--- Exercise directions ---
Keep every word of the entries and print them exactly; the pictures stay out.

--- Source material ---
● ● ● ● ● ● ●

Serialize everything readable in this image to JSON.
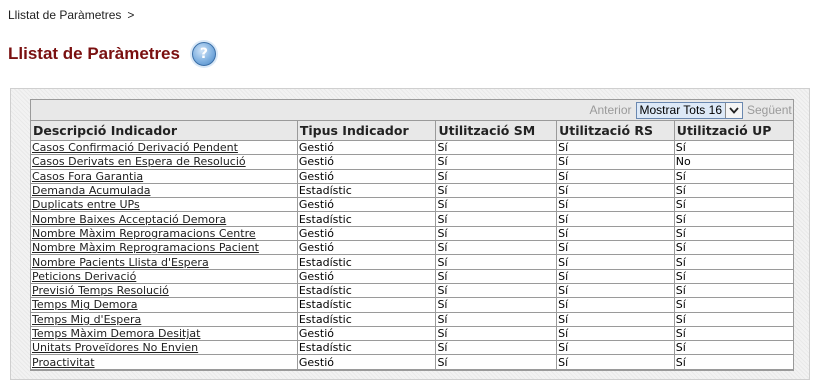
{
  "breadcrumb": {
    "item": "Llistat de Paràmetres",
    "separator": ">"
  },
  "page": {
    "title": "Llistat de Paràmetres",
    "help_icon": "help-circle-icon",
    "help_glyph": "?"
  },
  "pager": {
    "prev_label": "Anterior",
    "select_value": "Mostrar Tots 16",
    "next_label": "Següent"
  },
  "table": {
    "columns": [
      "Descripció Indicador",
      "Tipus Indicador",
      "Utilització SM",
      "Utilització RS",
      "Utilització UP"
    ],
    "rows": [
      [
        "Casos Confirmació Derivació Pendent",
        "Gestió",
        "Sí",
        "Sí",
        "Sí"
      ],
      [
        "Casos Derivats en Espera de Resolució",
        "Gestió",
        "Sí",
        "Sí",
        "No"
      ],
      [
        "Casos Fora Garantia",
        "Gestió",
        "Sí",
        "Sí",
        "Sí"
      ],
      [
        "Demanda Acumulada",
        "Estadístic",
        "Sí",
        "Sí",
        "Sí"
      ],
      [
        "Duplicats entre UPs",
        "Gestió",
        "Sí",
        "Sí",
        "Sí"
      ],
      [
        "Nombre Baixes Acceptació Demora",
        "Estadístic",
        "Sí",
        "Sí",
        "Sí"
      ],
      [
        "Nombre Màxim Reprogramacions Centre",
        "Gestió",
        "Sí",
        "Sí",
        "Sí"
      ],
      [
        "Nombre Màxim Reprogramacions Pacient",
        "Gestió",
        "Sí",
        "Sí",
        "Sí"
      ],
      [
        "Nombre Pacients Llista d'Espera",
        "Estadístic",
        "Sí",
        "Sí",
        "Sí"
      ],
      [
        "Peticions Derivació",
        "Gestió",
        "Sí",
        "Sí",
        "Sí"
      ],
      [
        "Previsió Temps Resolució",
        "Estadístic",
        "Sí",
        "Sí",
        "Sí"
      ],
      [
        "Temps Mig Demora",
        "Estadístic",
        "Sí",
        "Sí",
        "Sí"
      ],
      [
        "Temps Mig d'Espera",
        "Estadístic",
        "Sí",
        "Sí",
        "Sí"
      ],
      [
        "Temps Màxim Demora Desitjat",
        "Gestió",
        "Sí",
        "Sí",
        "Sí"
      ],
      [
        "Unitats Proveïdores No Envien",
        "Estadístic",
        "Sí",
        "Sí",
        "Sí"
      ],
      [
        "Proactivitat",
        "Gestió",
        "Sí",
        "Sí",
        "Sí"
      ]
    ]
  }
}
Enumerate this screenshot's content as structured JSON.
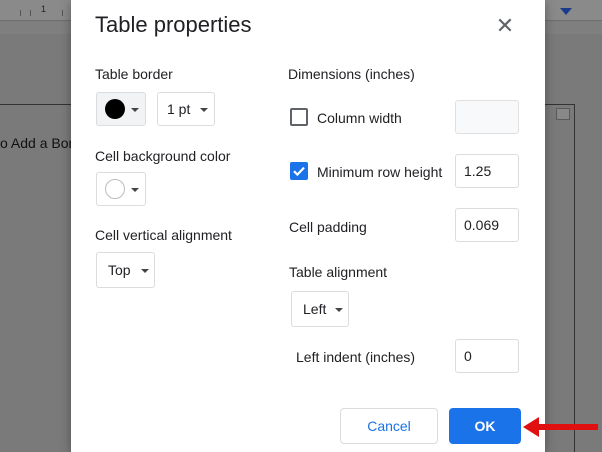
{
  "background": {
    "ruler_number": "1",
    "doc_text": "o Add a Bor"
  },
  "dialog": {
    "title": "Table properties",
    "close_icon": "close-icon",
    "table_border": {
      "label": "Table border",
      "color": "#000000",
      "width_value": "1 pt"
    },
    "cell_bg": {
      "label": "Cell background color",
      "color": "#ffffff"
    },
    "cell_valign": {
      "label": "Cell vertical alignment",
      "value": "Top"
    },
    "dimensions": {
      "label": "Dimensions  (inches)",
      "column_width": {
        "label": "Column width",
        "checked": false,
        "value": ""
      },
      "min_row_height": {
        "label": "Minimum row height",
        "checked": true,
        "value": "1.25"
      },
      "cell_padding": {
        "label": "Cell padding",
        "value": "0.069"
      }
    },
    "table_alignment": {
      "label": "Table alignment",
      "value": "Left",
      "left_indent": {
        "label": "Left indent  (inches)",
        "value": "0"
      }
    },
    "footer": {
      "cancel_label": "Cancel",
      "ok_label": "OK"
    }
  },
  "colors": {
    "accent": "#1a73e8",
    "arrow": "#e01010"
  }
}
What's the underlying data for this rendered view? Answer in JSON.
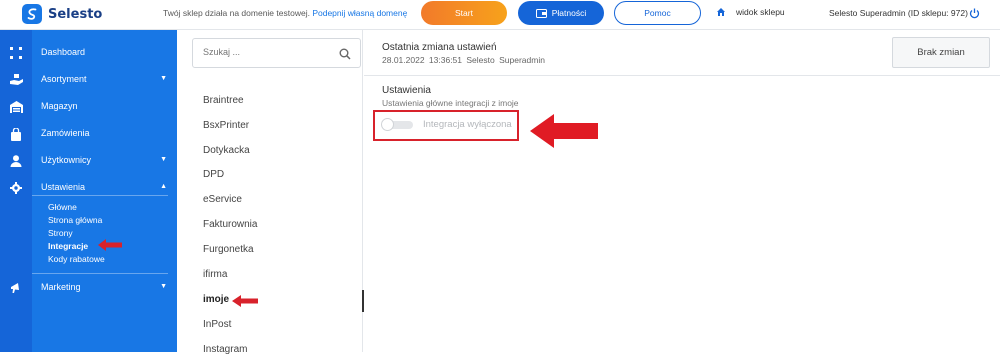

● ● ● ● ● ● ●

--- Solution ---
Serialize everything readable in this image to JSON.
{
  "breadcrumb": {
    "item": "Llistat de Paràmetres",
    "separator": ">"
  },
  "page": {
    "title": "Llistat de Paràmetres",
    "help_icon": "help-circle-icon",
    "help_glyph": "?"
  },
  "pager": {
    "prev_label": "Anterior",
    "select_value": "Mostrar Tots 16",
    "next_label": "Següent"
  },
  "table": {
    "columns": [
      "Descripció Indicador",
      "Tipus Indicador",
      "Utilització SM",
      "Utilització RS",
      "Utilització UP"
    ],
    "rows": [
      [
        "Casos Confirmació Derivació Pendent",
        "Gestió",
        "Sí",
        "Sí",
        "Sí"
      ],
      [
        "Casos Derivats en Espera de Resolució",
        "Gestió",
        "Sí",
        "Sí",
        "No"
      ],
      [
        "Casos Fora Garantia",
        "Gestió",
        "Sí",
        "Sí",
        "Sí"
      ],
      [
        "Demanda Acumulada",
        "Estadístic",
        "Sí",
        "Sí",
        "Sí"
      ],
      [
        "Duplicats entre UPs",
        "Gestió",
        "Sí",
        "Sí",
        "Sí"
      ],
      [
        "Nombre Baixes Acceptació Demora",
        "Estadístic",
        "Sí",
        "Sí",
        "Sí"
      ],
      [
        "Nombre Màxim Reprogramacions Centre",
        "Gestió",
        "Sí",
        "Sí",
        "Sí"
      ],
      [
        "Nombre Màxim Reprogramacions Pacient",
        "Gestió",
        "Sí",
        "Sí",
        "Sí"
      ],
      [
        "Nombre Pacients Llista d'Espera",
        "Estadístic",
        "Sí",
        "Sí",
        "Sí"
      ],
      [
        "Peticions Derivació",
        "Gestió",
        "Sí",
        "Sí",
        "Sí"
      ],
      [
        "Previsió Temps Resolució",
        "Estadístic",
        "Sí",
        "Sí",
        "Sí"
      ],
      [
        "Temps Mig Demora",
        "Estadístic",
        "Sí",
        "Sí",
        "Sí"
      ],
      [
        "Temps Mig d'Espera",
        "Estadístic",
        "Sí",
        "Sí",
        "Sí"
      ],
      [
        "Temps Màxim Demora Desitjat",
        "Gestió",
        "Sí",
        "Sí",
        "Sí"
      ],
      [
        "Unitats Proveïdores No Envien",
        "Estadístic",
        "Sí",
        "Sí",
        "Sí"
      ],
      [
        "Proactivitat",
        "Gestió",
        "Sí",
        "Sí",
        "Sí"
      ]
    ]
  }
}
Enumerate this screenshot's content as structured JSON.
{
  "background": {
    "ruler_number": "1",
    "doc_text": "o Add a Bor"
  },
  "dialog": {
    "title": "Table properties",
    "close_icon": "close-icon",
    "table_border": {
      "label": "Table border",
      "color": "#000000",
      "width_value": "1 pt"
    },
    "cell_bg": {
      "label": "Cell background color",
      "color": "#ffffff"
    },
    "cell_valign": {
      "label": "Cell vertical alignment",
      "value": "Top"
    },
    "dimensions": {
      "label": "Dimensions  (inches)",
      "column_width": {
        "label": "Column width",
        "checked": false,
        "value": ""
      },
      "min_row_height": {
        "label": "Minimum row height",
        "checked": true,
        "value": "1.25"
      },
      "cell_padding": {
        "label": "Cell padding",
        "value": "0.069"
      }
    },
    "table_alignment": {
      "label": "Table alignment",
      "value": "Left",
      "left_indent": {
        "label": "Left indent  (inches)",
        "value": "0"
      }
    },
    "footer": {
      "cancel_label": "Cancel",
      "ok_label": "OK"
    }
  },
  "colors": {
    "accent": "#1a73e8",
    "arrow": "#e01010"
  }
}
What's the underlying data for this rendered view? Answer in JSON.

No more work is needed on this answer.